NPS are drugs that are supposed to mimic the effects of illegal substances such as cannabis, cocaine, heroin, “ice”, ecstacy and LSD. The intention of the secret laboratories to introduce synthetic cannabinoids with different chemical structures is to circumvent legal prohibitions.
For the past two years, NPS users made up the third largest proportion of drug addicts in Singapore, while synthetic cannabinoids dominated the NPS market in Singapore for the past four years. Since most synthetic cannabinoids are largely metabolized in the body after consumption, they are practically undetectable in urine samples.
Regarding the importance of the team’s research, Prof. Chan said: “Before our study, the metabolism and urinary biomarkers of ADB-BUTINACA were unclear. Our discovery and unique methodology provide support for the forensic fraternity that is constantly being challenged by the advent “of novel synthetic cannabinoids and may also benefit the international public in combating the increasing abuse of this synthetic cannabinoid. This will bring us closer to the goal of a drug-free world. “
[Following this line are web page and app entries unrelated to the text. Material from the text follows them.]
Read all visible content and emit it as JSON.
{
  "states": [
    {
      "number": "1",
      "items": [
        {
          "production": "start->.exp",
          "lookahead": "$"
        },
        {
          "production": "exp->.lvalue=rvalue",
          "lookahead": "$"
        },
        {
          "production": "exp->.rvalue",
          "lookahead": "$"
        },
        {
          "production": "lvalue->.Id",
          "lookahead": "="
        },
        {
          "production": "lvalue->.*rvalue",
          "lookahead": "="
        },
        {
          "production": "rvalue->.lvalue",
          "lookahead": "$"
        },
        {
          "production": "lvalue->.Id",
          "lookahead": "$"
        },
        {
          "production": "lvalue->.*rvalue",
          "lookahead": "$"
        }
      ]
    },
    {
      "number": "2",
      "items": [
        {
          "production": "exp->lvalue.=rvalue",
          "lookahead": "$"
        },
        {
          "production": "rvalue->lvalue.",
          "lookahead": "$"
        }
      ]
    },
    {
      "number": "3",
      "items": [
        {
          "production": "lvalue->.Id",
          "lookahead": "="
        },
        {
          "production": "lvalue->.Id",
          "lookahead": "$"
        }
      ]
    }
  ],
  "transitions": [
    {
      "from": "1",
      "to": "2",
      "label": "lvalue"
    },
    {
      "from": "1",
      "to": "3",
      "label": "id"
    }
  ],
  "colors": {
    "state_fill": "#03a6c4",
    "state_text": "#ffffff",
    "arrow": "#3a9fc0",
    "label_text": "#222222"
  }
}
The study, carried out in collaboration with the Analytical Toxicology Laboratory of the Singapore Health Sciences Authority, was first published in the journal Clinical Chemistry on August 13, 2021.
New biomarkers for the precise detection of the abuse of synthetic drugs
ADB-BUTINACA is a new synthetic cannabinoid that was first identified in Europe in 2019 and made its way onto Singapore’s drug scene last year. Although three existing metabolites of ADB-BUTINACA are available as reference standards for routine forensic monitoring, they have not been detected in some urine samples from abusers or in lower concentrations. This sparked an impetus to identify other potential metabolites that can be used as urinary biomarkers for the consumption of the cannabinoid.
Rather than using the conventional and more time consuming method of chemical synthesis of metabolites of ADB-BUTINACA, Prof. Chan and his team presented an innovative method for identifying the unique metabolites of the cannabinoid using the concepts of drug metabolism and pharmacokinetics.
The team synthesized key metabolites of ADB-BUTINACA using human liver enzymes in the laboratory to study their disposition and identify new biomarker metabolites in urine. Using this method, a total of 15 metabolites of ADB-BUTINACA and their respective biotransformation pathways in the body were identified for the first time from their studies.
Of the 15 new metabolites, the researchers suggested four as biomarkers for urinary metabolites based on their metabolic stability, including one for which the reference standard is currently available. To diagnose the consumption of ADB-BUTINACA, a panel was developed that contains either one or a combination of these four newly established biomarkers for urine.
In the future, the team plans to expand its current strategy to better understand the disposition of novel metabolites of synthetic cannabinoids by the kidneys and their possible occurrence in the urine.
National University of Singapore
Sia, CH, et al. (2021) Biomarkers for Urine Metabolites for Detection of Synthetic Cannabinoid-ADB-BUTINACA Abuse. Clinical Chemistry. doi.org/10.1093/clinchem/hvab134.